The important thing in the “Hudson Shot” is making the dice leave the hand in the proper manner. Plenty of “English” is necessary to give the dice twist. They must not turn end over end, but slide along the surface in a spinning motion. Naturally, since you already have a 6 and 1 up (owing to the position of the dice in the hand) that’s how they’ll show at the end of the roll.

My own variation of the “Hudson Shot” is easier for beginners. It involves controlling only one die and letting the other roll free. If the controlled cube is made to show a 5 you eliminate the chance of crapping and have two chances of rolling a natural on the come-out, 5-2 or 5-6.The die to be controlled is held tight in the pinky with the 5-spot up. The other die shakes free. When you roll you slide the pinky die across the table and let the second one go out naturally. A more realistic rattle can be secured using this method.

THE “Pique” likewise involves the control of only one of the dice. The cubes are held in almost the same manner as for the “Hudson Shot,” with the exception that the bottom die is made to slide across the playing surface and the top die rolls off.

Too often, crap shooters think that if dice are rolled up against a wall there isn’t the ghost of a chance of making them behave. Not much! Just to refresh your memory. I mentioned seeing Joe W...make twenty-one passes that way with my dice. It’s no trick you can learn overnight by any means. It requires hours and hours of tedious practice, but once mastered, it’s a honey in any crap game, big or small.

The dice are held in a similar manner as those for the “Hudson Shot,” with the exception that the spots you want to show at the end of the roll should be facing the palm of your hand instead of up and down. For instance, if you’re after a 5-2 natural, the dice should either show 3-1 or 6-4 as you look at them in your hand. That brings the 5-2 against the palm cushions.
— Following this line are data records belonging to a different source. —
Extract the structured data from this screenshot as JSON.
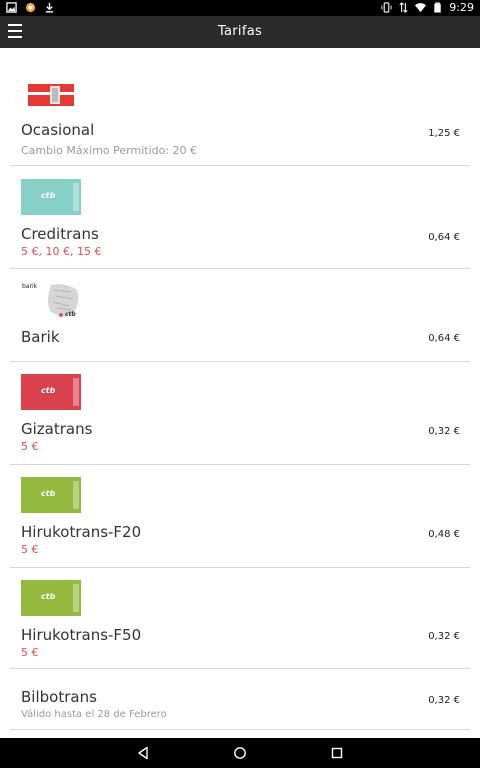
{
  "status": {
    "time": "9:29"
  },
  "appbar": {
    "title": "Tarifas"
  },
  "items": [
    {
      "name": "Ocasional",
      "subtitle": "Cambio Máximo Permitido: 20 €",
      "subtitle_color": "gray",
      "price": "1,25 €"
    },
    {
      "name": "Creditrans",
      "subtitle": "5 €, 10 €, 15 €",
      "subtitle_color": "red",
      "price": "0,64 €",
      "card_color": "#86d0c8",
      "card_text": "ctb"
    },
    {
      "name": "Barik",
      "subtitle": "",
      "price": "0,64 €",
      "card_text": "ctb",
      "card_label": "barik"
    },
    {
      "name": "Gizatrans",
      "subtitle": "5 €",
      "subtitle_color": "red",
      "price": "0,32 €",
      "card_color": "#d9414e",
      "card_text": "ctb"
    },
    {
      "name": "Hirukotrans-F20",
      "subtitle": "5 €",
      "subtitle_color": "red",
      "price": "0,48 €",
      "card_color": "#93b93f",
      "card_text": "ctb"
    },
    {
      "name": "Hirukotrans-F50",
      "subtitle": "5 €",
      "subtitle_color": "red",
      "price": "0,32 €",
      "card_color": "#93b93f",
      "card_text": "ctb"
    },
    {
      "name": "Bilbotrans",
      "subtitle": "Válido hasta el 28 de Febrero",
      "subtitle_color": "gray",
      "price": "0,32 €"
    }
  ]
}
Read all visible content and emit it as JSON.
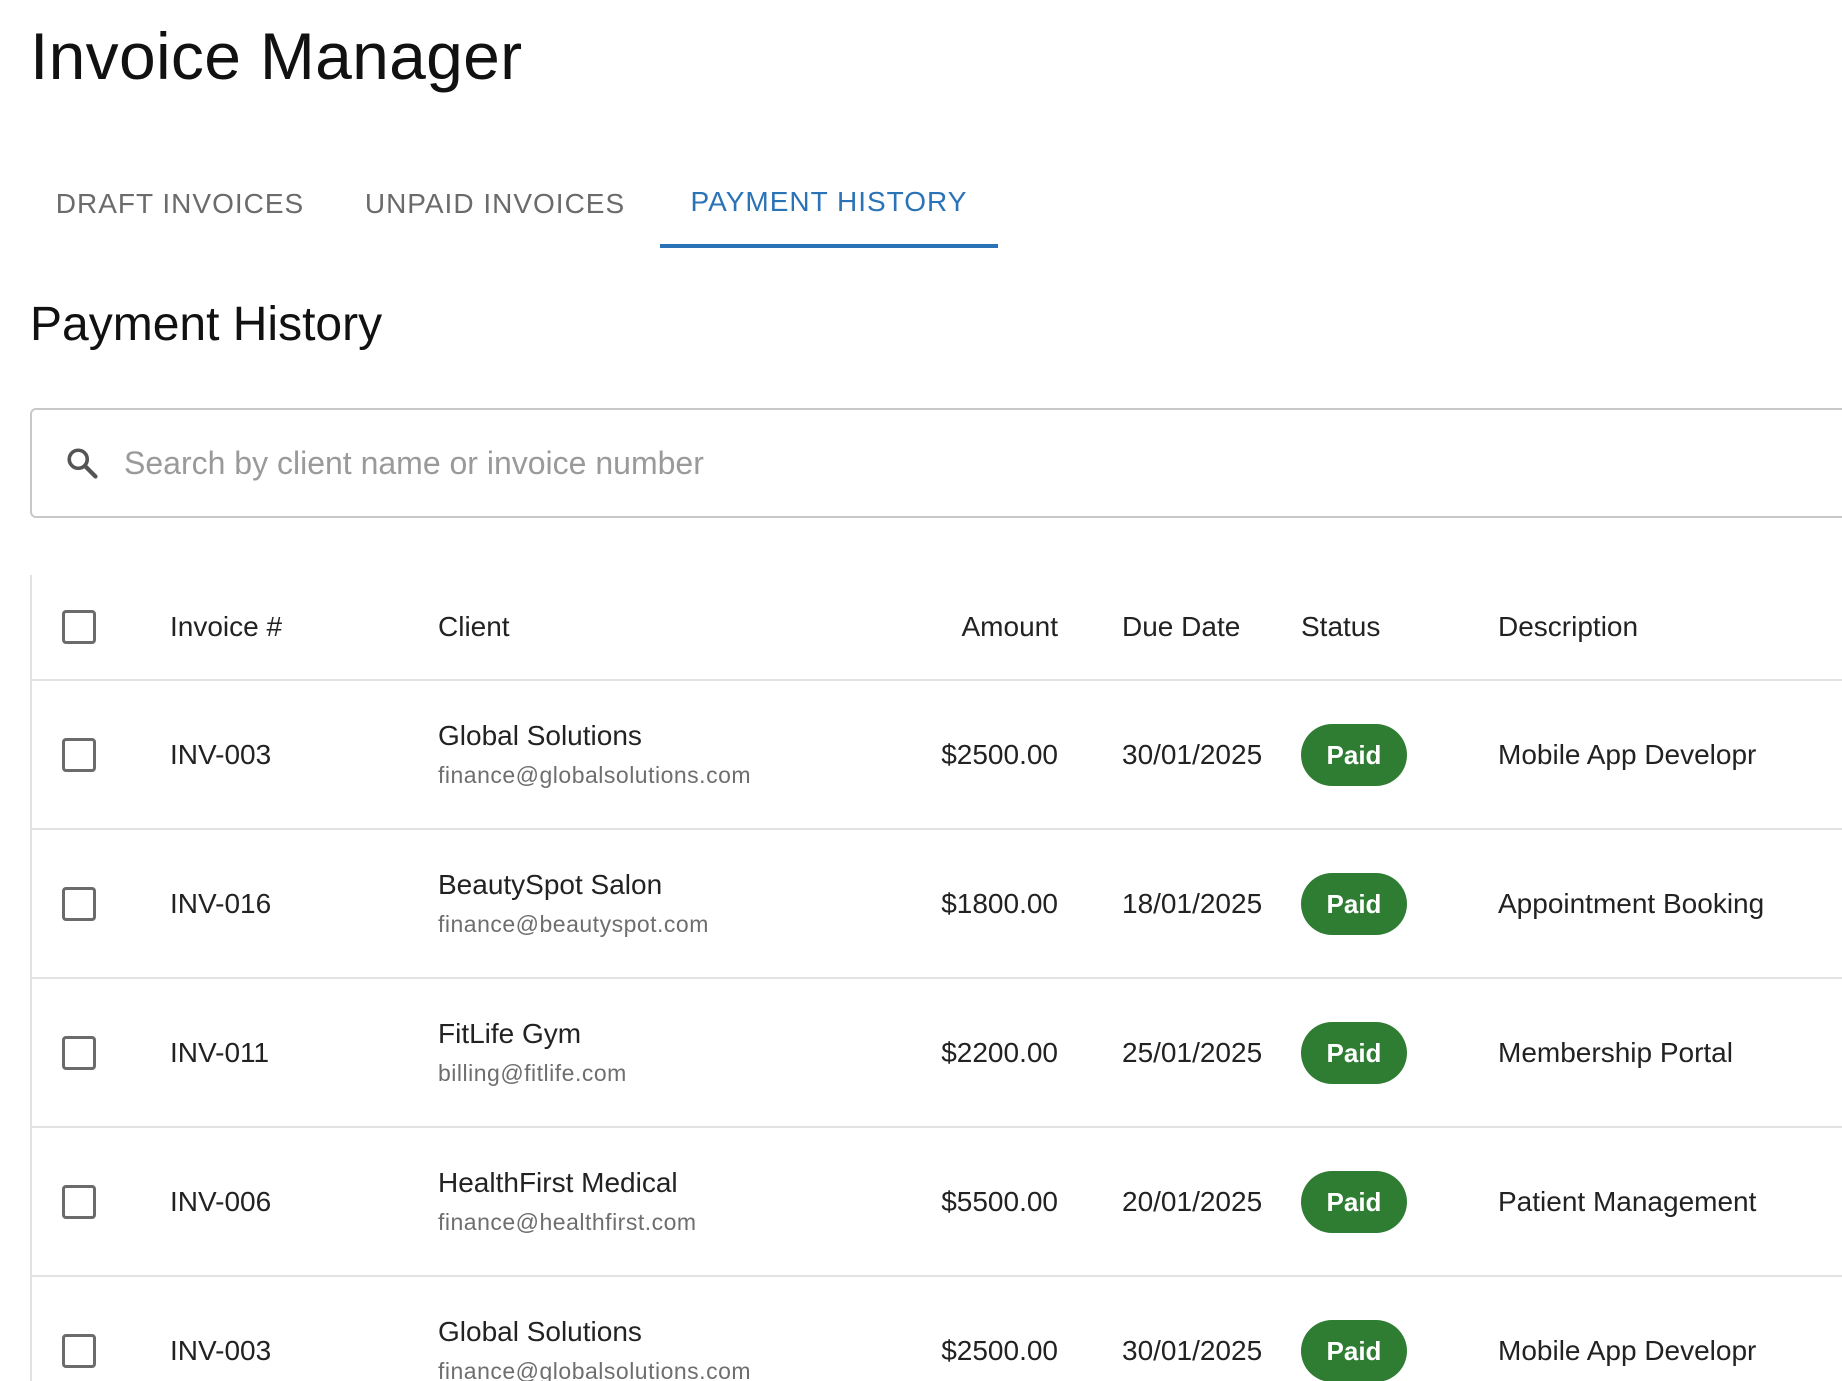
{
  "app": {
    "title": "Invoice Manager"
  },
  "tabs": [
    {
      "label": "DRAFT INVOICES",
      "active": false
    },
    {
      "label": "UNPAID INVOICES",
      "active": false
    },
    {
      "label": "PAYMENT HISTORY",
      "active": true
    }
  ],
  "section": {
    "title": "Payment History"
  },
  "search": {
    "placeholder": "Search by client name or invoice number",
    "value": ""
  },
  "table": {
    "headers": {
      "invoice": "Invoice #",
      "client": "Client",
      "amount": "Amount",
      "due_date": "Due Date",
      "status": "Status",
      "description": "Description"
    },
    "rows": [
      {
        "invoice": "INV-003",
        "client_name": "Global Solutions",
        "client_email": "finance@globalsolutions.com",
        "amount": "$2500.00",
        "due_date": "30/01/2025",
        "status": "Paid",
        "description": "Mobile App Developr"
      },
      {
        "invoice": "INV-016",
        "client_name": "BeautySpot Salon",
        "client_email": "finance@beautyspot.com",
        "amount": "$1800.00",
        "due_date": "18/01/2025",
        "status": "Paid",
        "description": "Appointment Booking"
      },
      {
        "invoice": "INV-011",
        "client_name": "FitLife Gym",
        "client_email": "billing@fitlife.com",
        "amount": "$2200.00",
        "due_date": "25/01/2025",
        "status": "Paid",
        "description": "Membership Portal"
      },
      {
        "invoice": "INV-006",
        "client_name": "HealthFirst Medical",
        "client_email": "finance@healthfirst.com",
        "amount": "$5500.00",
        "due_date": "20/01/2025",
        "status": "Paid",
        "description": "Patient Management"
      },
      {
        "invoice": "INV-003",
        "client_name": "Global Solutions",
        "client_email": "finance@globalsolutions.com",
        "amount": "$2500.00",
        "due_date": "30/01/2025",
        "status": "Paid",
        "description": "Mobile App Developr"
      }
    ]
  },
  "colors": {
    "accent": "#2b73b7",
    "paid_badge": "#2e7d32",
    "border": "#e2e2e2"
  },
  "icons": {
    "search": "search-icon",
    "checkbox": "checkbox-unchecked"
  }
}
The shake is the same as that for the “Hudson Shot,” care being required not to get the dice out of position. When the throw is made the hand is twisted so that the knuckles rest on the floor and the dice come out over the forefinger, sliding to the wall together. If the wall is hit squarely, the dice will not turn over, but slide back with the spots you want still up.

Another variation of the "Wall Shot” controls only one die. For this method you set the under die with its top side showing 5 and slide both dice off your two middle fingers, giving them plenty of spin. They should ride to the wall together. When they hit, the top die will fall off and the bottom one will stay put, showing a 5. This eliminates crapping on the come-out and gives you an even chance of making your point.

WHEN all is said and done, sharpers, whether they use fake cubes or fair ones, meet their match eventually. For the comparative novice, playing percentage is a much better method of beating the game. It is mathematically true that the fader has a better percentage break. Actually it amounts to 1% per cent better than the shooter. At a glance, the odds on any one roll are the following:

Any pair 35—1. Eleven 17—1. Three 17—1. Four 11—1. Ten 11—1. Five 8—1. Nine 8—1. Six 6 1/5—1. Eight 6 1/5—1. Seven 5—1

These are actual odds, figured on the mathematical possibilities of the dice. Banking odds run a little lower. This may guide you in side-betting after the come-out when a point has to be made.

To bring this sermon to a conclusion, it might interest you to have the list of “Betting Propositions" used successfully by one of this country’s ace gamblers. This man never rolled the dice himself and rarely faded. His was strictly a side-bet racket, figured down to a point Propositions have been offered to the public.

Here they are! Use ’em at your own risk.

(1) When 6 is point, bet EVEN money no make. (2) When 8 is point, bet EVEN money no make. (3) When 5 is point, bet 6 to 5 no make. (4) When 9 is point, bet 6 to 5 no make. (5) When 4 or 10 is point, bet 3 to (7) Bet EVEN money a man will throw 7 in four rolls. (8) If a shooter gets 4, 5, 9 or 10 for a point, bet EVEN money he will not get over three rolls for his money. If he makes 7 on his third roll, you win(9) Bet EVEN money you can throw 5, 6, 7, or 8 in one roll. (10) Put your dough in the savings bank and let the next guy make the bones bounce.